The Rohingya community must be taken on board in any repatriation process to Myanmar and problems concerning their basic rights including citizenship should be resolved beforehand, the community’s leaders demanded.
The persecuted community is also wary of China’s involvement in the process unless the Rohingya are consulted and Myanmar is pushed to prepare the grounds for their return.
“The Rohingya want to go home as early as possible… [However,] Myanmar did not create a conducive environment, nor is there any evidence that indicates a change of attitude,” Hla Myint, a senior member of the Arakan Rohingya National Organization (ARNO), told Anadolu Agency in an interview.
Last week, Myanmar agreed to calls by Bangladesh at a tripartite meeting facilitated by China to start the much-awaited repatriation of Rohingya in the second quarter of this year.
Bangladesh has pushed hard to begin the repatriation, but Myanmar has been delaying it, seeking time for logistical arrangements.
“Myanmar tries to foil the [repatriation] process through delaying tactics,” Myint confirmed, adding the Buddhist-majority country had assented in earlier agreements to repatriate the Rohingya refugees but failed.
Referring to China’s recent steps to facilitate the repatriation, he said the economic ties between China and Myanmar mean that “international crimes can continue unabated because profit is placed before people.”
“China is a regional superpower, economic tiger and neighbor of Myanmar.

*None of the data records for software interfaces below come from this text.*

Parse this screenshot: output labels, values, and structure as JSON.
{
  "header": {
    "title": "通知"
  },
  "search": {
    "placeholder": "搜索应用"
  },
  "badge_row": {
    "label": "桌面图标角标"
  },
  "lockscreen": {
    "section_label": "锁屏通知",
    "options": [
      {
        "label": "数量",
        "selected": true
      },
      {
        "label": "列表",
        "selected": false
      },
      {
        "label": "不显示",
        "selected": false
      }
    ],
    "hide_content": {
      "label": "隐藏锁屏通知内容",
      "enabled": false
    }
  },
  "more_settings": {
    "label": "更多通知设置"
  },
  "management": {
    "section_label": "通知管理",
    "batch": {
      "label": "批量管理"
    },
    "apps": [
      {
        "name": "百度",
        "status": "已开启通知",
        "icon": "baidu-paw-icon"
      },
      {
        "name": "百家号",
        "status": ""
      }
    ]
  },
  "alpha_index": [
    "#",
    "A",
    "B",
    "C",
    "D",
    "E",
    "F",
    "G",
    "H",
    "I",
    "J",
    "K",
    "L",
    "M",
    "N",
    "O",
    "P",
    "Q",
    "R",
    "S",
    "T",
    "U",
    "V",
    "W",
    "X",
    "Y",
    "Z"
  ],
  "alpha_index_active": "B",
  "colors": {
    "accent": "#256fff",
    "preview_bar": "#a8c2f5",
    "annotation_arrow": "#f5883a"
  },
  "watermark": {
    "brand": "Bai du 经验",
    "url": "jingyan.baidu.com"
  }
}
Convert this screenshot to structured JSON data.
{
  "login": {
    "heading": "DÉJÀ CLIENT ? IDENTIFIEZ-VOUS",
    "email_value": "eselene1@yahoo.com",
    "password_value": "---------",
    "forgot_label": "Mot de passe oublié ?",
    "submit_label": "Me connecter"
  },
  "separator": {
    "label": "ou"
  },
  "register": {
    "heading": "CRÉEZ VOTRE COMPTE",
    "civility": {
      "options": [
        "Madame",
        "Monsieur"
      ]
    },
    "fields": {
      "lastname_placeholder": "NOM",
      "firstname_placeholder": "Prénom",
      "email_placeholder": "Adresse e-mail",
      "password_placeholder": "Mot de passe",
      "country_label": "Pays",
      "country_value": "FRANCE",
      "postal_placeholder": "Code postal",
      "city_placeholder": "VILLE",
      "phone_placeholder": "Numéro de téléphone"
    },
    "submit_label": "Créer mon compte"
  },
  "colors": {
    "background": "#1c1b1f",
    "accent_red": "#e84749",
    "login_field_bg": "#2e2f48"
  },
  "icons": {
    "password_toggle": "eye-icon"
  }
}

It has invested heavily in Myanmar. Its projects in Myanmar are not only economically important, but it is geo-politically very crucial,” he said.
However, he said “China can play a role in a transparent and inclusive mediation process and it can also address the Rohingya citizenship issue. But that is a big ‘if’.”
Kyaw Win, executive director of the Burma Human Rights Network, described the current steps taken for repatriation as a “very bad tool for resettlement.”
“We are concerned that some Rohingya feel pressured to return because the conditions of the camps are inadequate or because they fear Bangladesh may force them to go to the camps on Bhasan Char island,” Win said.